I told you so.
In this column, on December 5 2008, I considered what we might learn from the fact that an anti-Zionist carol service had been hosted by the fashionable St James's Church, Piccadilly. I observed that, in response to this event there had been a deafening silence from the Bishop of London (Dr Richard Chartres), and - ominously - from his boss, Dr Rowan Williams, Archbishop of Canterbury. And I concluded by characterising the entire squalid incident as proof positive of an "officially sanctioned Anglican hostility to the Jewish state".

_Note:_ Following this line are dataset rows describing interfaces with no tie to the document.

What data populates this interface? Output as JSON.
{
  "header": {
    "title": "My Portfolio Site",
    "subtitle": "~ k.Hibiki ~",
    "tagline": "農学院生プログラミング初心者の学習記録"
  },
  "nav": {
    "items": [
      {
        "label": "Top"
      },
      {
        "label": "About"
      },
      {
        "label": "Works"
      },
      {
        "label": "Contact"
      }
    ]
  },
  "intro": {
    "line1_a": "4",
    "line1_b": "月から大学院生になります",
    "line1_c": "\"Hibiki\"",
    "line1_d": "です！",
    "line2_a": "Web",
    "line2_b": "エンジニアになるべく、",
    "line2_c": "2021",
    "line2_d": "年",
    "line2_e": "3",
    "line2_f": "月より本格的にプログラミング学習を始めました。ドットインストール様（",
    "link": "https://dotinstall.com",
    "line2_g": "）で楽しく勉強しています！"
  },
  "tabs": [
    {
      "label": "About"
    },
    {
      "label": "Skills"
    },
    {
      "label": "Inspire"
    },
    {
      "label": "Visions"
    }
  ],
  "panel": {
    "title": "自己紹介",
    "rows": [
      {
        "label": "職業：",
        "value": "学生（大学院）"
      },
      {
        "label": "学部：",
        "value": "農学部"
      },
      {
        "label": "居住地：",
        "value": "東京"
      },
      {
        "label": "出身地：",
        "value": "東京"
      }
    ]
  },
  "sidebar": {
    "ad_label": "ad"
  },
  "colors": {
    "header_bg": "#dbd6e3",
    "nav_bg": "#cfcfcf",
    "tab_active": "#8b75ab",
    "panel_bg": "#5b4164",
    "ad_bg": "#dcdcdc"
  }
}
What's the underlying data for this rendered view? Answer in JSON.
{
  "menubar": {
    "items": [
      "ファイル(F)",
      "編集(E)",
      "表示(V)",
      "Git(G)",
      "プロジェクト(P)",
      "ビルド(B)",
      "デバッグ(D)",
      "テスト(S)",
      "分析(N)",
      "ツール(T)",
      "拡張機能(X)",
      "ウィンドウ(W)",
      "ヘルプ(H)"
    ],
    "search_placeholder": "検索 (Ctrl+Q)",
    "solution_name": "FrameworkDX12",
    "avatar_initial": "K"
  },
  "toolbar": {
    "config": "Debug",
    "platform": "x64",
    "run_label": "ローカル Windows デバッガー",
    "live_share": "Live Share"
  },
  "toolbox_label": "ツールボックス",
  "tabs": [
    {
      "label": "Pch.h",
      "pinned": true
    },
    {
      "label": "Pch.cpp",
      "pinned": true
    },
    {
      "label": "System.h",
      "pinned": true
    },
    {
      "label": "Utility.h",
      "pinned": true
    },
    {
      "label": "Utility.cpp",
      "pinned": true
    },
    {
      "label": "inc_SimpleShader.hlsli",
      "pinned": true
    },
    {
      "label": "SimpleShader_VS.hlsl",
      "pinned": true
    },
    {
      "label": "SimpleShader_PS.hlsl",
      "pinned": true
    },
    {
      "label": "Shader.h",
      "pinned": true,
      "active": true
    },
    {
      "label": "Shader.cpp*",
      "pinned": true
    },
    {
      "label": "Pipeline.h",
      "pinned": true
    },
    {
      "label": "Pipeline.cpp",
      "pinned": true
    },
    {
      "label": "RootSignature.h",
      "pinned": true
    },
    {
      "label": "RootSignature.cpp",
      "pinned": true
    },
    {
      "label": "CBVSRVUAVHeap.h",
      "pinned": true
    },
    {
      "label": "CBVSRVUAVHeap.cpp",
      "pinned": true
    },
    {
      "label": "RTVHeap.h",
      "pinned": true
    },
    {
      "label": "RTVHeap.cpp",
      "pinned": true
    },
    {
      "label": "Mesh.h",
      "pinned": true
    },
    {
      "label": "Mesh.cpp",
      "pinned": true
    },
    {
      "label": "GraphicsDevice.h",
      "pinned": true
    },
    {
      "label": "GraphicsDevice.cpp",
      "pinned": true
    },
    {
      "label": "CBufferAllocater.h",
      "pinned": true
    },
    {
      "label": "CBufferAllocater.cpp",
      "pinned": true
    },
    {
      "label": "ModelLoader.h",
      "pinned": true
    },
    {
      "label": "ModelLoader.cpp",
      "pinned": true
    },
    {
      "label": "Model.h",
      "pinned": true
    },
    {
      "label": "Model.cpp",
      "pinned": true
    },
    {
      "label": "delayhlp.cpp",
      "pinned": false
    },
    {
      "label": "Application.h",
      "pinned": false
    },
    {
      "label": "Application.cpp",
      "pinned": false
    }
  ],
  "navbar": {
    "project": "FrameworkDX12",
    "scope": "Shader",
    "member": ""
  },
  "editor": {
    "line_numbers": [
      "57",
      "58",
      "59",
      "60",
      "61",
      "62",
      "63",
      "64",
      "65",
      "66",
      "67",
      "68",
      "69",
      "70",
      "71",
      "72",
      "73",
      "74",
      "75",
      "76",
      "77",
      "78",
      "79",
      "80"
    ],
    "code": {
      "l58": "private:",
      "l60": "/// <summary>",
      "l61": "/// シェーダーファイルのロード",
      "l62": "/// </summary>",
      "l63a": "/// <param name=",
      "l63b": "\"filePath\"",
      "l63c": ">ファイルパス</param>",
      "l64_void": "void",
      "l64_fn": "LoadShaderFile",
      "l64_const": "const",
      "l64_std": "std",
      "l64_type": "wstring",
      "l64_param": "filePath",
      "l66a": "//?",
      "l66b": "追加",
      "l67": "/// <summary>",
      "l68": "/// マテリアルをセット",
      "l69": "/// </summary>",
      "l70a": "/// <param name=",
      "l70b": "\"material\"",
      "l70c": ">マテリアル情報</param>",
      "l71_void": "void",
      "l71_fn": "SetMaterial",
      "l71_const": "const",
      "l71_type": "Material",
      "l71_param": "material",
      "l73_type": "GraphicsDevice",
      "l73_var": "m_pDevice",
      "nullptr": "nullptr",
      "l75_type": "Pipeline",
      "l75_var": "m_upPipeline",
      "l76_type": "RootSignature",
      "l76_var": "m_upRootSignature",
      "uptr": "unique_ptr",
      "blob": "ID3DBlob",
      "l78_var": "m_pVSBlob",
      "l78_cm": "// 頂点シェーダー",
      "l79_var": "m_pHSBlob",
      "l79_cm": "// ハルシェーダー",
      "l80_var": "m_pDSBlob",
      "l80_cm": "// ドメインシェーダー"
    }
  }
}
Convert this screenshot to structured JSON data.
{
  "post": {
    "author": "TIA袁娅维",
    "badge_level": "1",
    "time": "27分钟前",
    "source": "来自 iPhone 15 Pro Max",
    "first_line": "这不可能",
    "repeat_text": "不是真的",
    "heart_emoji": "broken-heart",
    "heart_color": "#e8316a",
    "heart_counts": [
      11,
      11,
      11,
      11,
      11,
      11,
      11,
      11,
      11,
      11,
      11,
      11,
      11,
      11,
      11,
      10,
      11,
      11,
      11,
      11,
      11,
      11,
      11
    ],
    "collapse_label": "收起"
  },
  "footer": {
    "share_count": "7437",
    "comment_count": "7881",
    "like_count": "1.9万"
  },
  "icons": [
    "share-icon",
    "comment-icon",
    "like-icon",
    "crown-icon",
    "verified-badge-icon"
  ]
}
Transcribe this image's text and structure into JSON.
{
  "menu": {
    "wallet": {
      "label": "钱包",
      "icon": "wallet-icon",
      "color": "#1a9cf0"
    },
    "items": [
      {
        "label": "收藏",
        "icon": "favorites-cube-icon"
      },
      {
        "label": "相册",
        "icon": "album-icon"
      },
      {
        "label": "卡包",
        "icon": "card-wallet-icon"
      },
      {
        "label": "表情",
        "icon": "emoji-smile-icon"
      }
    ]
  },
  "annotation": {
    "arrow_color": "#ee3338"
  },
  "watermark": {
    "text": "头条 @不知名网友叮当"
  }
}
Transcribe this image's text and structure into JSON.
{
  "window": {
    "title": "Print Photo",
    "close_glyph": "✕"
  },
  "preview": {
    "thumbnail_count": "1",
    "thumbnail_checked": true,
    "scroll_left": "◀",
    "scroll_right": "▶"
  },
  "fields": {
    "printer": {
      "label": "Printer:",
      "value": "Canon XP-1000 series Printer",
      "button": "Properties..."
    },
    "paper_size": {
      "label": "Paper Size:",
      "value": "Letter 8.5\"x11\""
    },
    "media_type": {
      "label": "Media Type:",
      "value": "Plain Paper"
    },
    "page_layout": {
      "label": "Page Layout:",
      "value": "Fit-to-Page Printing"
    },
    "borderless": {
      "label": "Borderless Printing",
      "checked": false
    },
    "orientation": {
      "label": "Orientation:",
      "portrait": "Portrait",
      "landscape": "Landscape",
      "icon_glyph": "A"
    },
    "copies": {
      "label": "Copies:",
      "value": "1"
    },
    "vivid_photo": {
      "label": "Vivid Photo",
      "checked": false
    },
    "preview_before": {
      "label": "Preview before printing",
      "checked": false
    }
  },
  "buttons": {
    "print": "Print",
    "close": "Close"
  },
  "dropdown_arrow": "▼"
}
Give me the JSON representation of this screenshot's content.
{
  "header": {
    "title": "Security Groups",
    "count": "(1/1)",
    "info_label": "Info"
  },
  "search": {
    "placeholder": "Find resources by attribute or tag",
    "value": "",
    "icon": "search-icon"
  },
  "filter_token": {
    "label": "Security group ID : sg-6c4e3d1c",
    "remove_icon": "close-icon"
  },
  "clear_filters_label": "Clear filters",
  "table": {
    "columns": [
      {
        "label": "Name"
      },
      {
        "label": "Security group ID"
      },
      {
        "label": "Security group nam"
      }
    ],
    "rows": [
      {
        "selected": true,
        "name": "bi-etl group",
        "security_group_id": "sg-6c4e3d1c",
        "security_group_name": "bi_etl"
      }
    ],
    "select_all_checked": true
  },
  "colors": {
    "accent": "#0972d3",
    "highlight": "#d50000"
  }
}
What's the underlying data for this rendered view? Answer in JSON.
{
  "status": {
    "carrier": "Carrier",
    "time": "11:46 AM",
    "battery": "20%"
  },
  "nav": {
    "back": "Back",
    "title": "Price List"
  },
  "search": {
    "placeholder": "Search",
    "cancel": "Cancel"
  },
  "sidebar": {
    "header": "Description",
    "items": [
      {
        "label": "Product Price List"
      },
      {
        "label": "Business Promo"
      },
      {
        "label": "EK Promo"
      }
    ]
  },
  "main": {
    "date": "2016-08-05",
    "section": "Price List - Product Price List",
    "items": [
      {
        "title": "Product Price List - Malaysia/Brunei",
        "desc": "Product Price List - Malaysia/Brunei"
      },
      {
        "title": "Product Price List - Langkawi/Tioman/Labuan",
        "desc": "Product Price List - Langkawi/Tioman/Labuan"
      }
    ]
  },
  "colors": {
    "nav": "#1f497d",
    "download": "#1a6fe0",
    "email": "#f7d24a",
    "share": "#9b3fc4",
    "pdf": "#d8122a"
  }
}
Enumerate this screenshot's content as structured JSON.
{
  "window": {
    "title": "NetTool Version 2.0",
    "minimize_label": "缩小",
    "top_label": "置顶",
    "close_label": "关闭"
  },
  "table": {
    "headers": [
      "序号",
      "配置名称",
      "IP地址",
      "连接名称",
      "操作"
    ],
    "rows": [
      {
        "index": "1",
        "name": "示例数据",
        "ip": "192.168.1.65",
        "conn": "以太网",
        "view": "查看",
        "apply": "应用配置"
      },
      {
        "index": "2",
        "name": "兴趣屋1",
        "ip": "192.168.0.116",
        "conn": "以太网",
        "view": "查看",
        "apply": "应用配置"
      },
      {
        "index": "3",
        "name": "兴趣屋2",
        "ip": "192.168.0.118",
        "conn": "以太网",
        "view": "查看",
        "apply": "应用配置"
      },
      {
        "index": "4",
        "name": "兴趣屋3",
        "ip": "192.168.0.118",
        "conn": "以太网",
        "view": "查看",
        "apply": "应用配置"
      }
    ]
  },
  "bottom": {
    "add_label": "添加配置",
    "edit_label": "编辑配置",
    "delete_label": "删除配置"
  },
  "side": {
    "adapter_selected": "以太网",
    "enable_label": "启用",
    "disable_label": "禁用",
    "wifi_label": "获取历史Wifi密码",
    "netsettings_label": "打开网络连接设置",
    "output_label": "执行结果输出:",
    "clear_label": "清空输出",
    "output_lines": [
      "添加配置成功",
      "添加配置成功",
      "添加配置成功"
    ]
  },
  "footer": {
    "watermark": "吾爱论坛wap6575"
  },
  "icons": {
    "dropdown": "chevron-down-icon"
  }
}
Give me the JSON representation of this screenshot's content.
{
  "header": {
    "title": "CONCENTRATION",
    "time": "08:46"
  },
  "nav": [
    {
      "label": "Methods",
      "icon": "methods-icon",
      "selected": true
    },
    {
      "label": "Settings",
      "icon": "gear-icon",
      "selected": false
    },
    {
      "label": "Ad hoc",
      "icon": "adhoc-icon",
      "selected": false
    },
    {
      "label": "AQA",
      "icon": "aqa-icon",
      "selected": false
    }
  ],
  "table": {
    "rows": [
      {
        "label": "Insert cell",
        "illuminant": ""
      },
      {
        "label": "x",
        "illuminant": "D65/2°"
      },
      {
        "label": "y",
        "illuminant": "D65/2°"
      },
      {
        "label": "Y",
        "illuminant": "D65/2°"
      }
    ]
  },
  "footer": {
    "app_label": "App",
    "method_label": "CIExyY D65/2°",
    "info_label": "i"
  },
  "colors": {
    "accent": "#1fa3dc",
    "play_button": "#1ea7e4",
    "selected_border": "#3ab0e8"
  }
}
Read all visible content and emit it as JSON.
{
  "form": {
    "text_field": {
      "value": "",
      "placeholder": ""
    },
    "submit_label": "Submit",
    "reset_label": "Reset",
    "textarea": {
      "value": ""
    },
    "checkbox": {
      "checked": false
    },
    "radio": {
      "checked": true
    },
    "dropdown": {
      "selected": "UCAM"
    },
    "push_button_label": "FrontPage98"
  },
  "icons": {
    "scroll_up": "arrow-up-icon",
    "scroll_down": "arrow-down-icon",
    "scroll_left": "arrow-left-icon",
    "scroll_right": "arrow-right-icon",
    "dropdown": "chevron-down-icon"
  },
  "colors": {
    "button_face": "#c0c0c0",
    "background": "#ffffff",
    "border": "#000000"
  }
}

This was not the first time I had used this column to shed light on the anti-Zionism that has become, under Rowan Williams' leadership and - evidently - with his unctuous blessing, a distinguishing hallmark of the Anglican Communion. On September 16 2005, for example, I drew attention to Dr Williams's silence over the persecution of Palestinian Christians by Palestinian Muslims and to the endorsement by the Anglican Consultative Council of a resolution calling on good Anglicans everywhere to support economic sanctions against Israel.
The fact is that none of us should be the least bit surprised that, at the General Synod of the Church of England last week, well over half of the assembled bishops, clergy and laity voted to endorse the World Council of Churches' Ecumenical Accompaniment Programme in Palestine and Israel. We might also note that the balance of anti-Zionist opinion within the Synod was far worse than a superficial consideration of this result might suggest, because the proposition to bestow the official imprimatur of Anglicanism to the EAPPI was actually opposed by a mere 16 per cent of Synod members.
The picture becomes even bleaker when we paint into it some of the remarks made during the debate. Forget for a moment the nature and work of the EAPPI, whose volunteers effect to act merely as passive, self-appointed guardians of Palestinians under Israeli jurisdiction. Forget for a moment that (in the words of Melanie Phillips) the EAPPI is "a one-sided organisation which presents Israel entirely falsely as the regional aggressor and the Palestinians as its victims". Forget EAPPI's refusal to condemn Palestinian acts of so-called "resistance" that include mass murder. Forget its silence in the face of the corruption, homophobia and misogyny that are all too prevalent in Palestinian-controlled territories. Forget the laughable protestation in its code of conduct that it does not "take sides" in the conflict.
Concentrate instead on what was actually said at the Synod in support of the motion to endorse EAPPI's malevolent activities. During the debate there were references to "Jewish lobbies", to money allegedly spent by Jews on lobbying against the motion and to "Jewish sounding names". The Right Reverend Nigel McCulloch, who happens to chair the completely useless Council of Christians and Jews, was apparently moved to explain that: "A few people said that all the lobbying from the Jewish side led us to vote the other way" and that there was "over-lobbying" by some members of the Jewish community". What precisely is "over-lobbying?" And what about the lobbying that was presumably conducted by supporters of the motion and their Anglican apologists?
Consider this and then agree with me that the JC's editor was only too right when he concluded that the Synod debate was not about Israel, but about Jews. It was about Jews because the Anglican Communion has - insofar as its attitude to Jews and to the Jewish state is concerned - returned to its Augustinian roots: the Jews are an accursed people; the promises the Almighty made to them have been transferred to the followers of Jesus; Jewish self-government in the Holy Land is an affront to the Christian spirit.
We must ask how we propose to react. The Board's president Vivian Wineman was right to condemn unreservedly the motion. But deeds must now follow words. The Synod must be made to understand that attached to its motion is a price-tag.
What that might be certainly requires careful thought. But, as a minimum, I would have thought that the CCJ should be wound up, the Three Faiths Forum disbanded, and that the "Jewish lobbies" of which the Anglican Church is apparently so fearful should campaign for its early disestablishment.